Q. Does bankruptcy discharge child support obligations?
A: Child support and alimony are non dischargeable debts. You can repay child support through a Chapter 13 and you can repay child support as a priority debt which paid in full before any unsecured debt is paid. Bankruptcy can be a took to repay child support but it does not discharge child support or alimony. These debts are not even stayed by filing the bankruptcy. A spouse can seek an increase in the child support amount while the Bankruptcy case is going on. The county attorney can prosecute and jail a parent for not paying the child support while the Bankruptcy case is pending. But if a person wanted to repay the debt through the bankruptcy most county attorneys would allow it. While student loans are also normally non dischargeable debts they are not priority debts and they are only paid after child support and income taxes are paid in first place. It could be a tool people used to repay but it is rarely used and rarely understood by the county attorneys and even state court judges who rarely or never see it used to repay support. It is a very strong tool that can insure child support is paid first, mortgages and cars are paid second and unsecured credit cards, student loans and medical debts are paid dead last.

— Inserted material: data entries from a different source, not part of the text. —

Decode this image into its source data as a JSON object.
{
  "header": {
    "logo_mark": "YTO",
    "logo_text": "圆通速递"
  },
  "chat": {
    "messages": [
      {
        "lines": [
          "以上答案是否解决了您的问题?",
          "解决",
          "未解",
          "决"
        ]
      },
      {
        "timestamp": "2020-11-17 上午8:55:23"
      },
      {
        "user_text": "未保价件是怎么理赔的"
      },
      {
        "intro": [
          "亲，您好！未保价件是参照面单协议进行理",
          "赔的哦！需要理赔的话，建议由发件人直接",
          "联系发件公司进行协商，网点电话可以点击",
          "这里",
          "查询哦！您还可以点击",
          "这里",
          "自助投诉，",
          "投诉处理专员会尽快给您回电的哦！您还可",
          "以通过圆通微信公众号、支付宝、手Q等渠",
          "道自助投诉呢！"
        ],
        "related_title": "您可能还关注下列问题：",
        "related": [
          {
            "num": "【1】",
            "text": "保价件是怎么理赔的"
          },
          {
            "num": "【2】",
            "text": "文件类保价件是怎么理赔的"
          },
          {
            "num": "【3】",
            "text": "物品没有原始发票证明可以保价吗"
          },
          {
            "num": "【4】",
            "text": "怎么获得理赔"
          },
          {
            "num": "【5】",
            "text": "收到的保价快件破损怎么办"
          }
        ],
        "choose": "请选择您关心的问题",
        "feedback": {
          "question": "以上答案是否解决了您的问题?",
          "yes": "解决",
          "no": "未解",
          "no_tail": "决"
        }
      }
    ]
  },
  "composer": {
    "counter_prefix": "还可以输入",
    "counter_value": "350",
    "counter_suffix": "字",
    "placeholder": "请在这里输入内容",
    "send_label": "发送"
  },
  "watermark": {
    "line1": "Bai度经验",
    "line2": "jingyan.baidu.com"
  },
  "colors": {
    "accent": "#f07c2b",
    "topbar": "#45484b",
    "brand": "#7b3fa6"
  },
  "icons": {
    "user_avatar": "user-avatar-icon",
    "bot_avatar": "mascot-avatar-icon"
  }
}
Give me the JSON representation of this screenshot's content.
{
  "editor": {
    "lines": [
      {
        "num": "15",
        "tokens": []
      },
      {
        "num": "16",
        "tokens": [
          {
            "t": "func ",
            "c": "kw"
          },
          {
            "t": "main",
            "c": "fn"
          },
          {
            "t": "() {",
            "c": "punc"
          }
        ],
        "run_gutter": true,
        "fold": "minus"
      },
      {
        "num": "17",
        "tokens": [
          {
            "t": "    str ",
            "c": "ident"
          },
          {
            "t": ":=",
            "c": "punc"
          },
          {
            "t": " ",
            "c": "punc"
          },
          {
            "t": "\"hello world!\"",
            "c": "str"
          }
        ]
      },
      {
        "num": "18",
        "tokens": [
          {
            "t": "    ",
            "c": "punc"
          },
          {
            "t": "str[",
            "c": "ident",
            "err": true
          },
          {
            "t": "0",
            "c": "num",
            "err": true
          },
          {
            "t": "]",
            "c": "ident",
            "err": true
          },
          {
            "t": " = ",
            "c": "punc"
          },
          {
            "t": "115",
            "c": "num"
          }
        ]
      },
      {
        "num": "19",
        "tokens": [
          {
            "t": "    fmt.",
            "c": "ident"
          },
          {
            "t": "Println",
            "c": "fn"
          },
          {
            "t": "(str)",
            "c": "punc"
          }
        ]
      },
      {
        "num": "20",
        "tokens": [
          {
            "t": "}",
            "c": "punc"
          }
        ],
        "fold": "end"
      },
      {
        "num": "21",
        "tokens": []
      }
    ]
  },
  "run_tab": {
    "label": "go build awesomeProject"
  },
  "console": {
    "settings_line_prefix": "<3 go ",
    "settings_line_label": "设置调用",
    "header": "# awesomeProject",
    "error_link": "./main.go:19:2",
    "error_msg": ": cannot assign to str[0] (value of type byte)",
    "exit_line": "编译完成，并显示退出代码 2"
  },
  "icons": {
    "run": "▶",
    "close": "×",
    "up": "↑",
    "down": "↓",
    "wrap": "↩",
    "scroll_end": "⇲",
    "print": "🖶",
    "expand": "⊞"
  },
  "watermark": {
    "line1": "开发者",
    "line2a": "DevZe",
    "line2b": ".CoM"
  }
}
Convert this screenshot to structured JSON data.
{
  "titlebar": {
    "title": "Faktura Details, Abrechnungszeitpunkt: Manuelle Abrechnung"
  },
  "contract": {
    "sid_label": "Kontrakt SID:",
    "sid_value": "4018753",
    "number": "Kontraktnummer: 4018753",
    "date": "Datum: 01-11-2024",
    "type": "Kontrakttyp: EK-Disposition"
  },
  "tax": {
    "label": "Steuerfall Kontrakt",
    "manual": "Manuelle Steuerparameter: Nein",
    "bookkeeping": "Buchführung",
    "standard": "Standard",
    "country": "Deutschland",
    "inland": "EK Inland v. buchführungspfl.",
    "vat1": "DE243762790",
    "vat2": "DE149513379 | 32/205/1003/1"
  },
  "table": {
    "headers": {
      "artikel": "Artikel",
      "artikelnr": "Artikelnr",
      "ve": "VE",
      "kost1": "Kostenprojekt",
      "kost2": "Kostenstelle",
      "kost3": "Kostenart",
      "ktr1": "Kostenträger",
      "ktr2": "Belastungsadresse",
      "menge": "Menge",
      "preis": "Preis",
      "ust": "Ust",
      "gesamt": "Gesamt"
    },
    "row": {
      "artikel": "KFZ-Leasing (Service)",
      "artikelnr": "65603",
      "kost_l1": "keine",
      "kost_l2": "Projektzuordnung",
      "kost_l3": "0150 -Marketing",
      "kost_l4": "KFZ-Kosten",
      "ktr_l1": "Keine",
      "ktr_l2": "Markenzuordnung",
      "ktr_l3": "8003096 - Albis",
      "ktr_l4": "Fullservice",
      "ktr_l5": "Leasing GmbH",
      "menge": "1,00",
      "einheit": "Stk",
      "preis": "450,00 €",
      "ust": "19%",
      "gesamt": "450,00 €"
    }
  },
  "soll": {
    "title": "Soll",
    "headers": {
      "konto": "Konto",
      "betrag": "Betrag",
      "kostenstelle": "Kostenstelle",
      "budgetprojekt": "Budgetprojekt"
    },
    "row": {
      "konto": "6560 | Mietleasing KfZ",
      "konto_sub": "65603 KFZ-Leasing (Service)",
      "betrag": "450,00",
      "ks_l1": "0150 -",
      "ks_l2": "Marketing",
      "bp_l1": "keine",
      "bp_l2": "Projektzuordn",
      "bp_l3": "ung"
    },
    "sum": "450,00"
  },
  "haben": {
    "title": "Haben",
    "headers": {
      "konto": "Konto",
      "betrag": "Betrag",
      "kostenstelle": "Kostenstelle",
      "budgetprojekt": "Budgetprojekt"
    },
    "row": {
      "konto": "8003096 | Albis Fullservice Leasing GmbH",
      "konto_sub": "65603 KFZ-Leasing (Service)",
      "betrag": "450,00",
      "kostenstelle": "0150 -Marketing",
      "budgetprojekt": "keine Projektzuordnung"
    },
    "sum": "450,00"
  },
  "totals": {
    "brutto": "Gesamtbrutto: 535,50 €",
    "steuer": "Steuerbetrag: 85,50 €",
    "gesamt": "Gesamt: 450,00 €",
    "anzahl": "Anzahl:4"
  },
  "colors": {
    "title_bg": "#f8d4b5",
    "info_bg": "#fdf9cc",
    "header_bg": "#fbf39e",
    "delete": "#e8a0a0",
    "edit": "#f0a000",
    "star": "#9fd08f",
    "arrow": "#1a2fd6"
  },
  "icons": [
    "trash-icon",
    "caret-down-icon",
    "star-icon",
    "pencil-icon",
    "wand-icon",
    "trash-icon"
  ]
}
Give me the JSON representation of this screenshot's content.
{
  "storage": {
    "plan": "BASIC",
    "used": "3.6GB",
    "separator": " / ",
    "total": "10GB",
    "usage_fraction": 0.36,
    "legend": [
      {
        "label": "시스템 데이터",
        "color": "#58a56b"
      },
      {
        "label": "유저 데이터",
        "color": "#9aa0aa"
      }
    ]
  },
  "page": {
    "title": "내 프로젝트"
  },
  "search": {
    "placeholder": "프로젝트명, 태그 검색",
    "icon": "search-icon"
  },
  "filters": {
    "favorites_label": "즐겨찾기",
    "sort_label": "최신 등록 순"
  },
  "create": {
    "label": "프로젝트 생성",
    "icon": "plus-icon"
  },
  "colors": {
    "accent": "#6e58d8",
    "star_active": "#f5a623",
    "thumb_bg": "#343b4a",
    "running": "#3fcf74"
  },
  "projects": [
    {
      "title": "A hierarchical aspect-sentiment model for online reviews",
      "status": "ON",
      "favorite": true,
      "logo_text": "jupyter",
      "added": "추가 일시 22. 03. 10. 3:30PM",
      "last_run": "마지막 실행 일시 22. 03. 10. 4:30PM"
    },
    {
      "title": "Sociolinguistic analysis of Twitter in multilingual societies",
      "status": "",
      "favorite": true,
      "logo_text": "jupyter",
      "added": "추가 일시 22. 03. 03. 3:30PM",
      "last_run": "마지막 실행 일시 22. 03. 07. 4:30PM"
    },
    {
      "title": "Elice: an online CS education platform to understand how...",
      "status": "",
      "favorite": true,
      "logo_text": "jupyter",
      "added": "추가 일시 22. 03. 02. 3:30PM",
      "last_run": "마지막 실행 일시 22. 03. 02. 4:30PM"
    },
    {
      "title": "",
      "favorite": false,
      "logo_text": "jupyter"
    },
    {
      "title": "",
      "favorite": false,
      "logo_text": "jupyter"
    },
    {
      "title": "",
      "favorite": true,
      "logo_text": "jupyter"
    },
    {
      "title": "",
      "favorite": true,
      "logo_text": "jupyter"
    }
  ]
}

Click here to see all answers
Contact & Map
800 Stone Creek Parkway Suite 6
Louisville, KY 40223
Telephone: (502) 625-0905
Fax: (502) 625-0940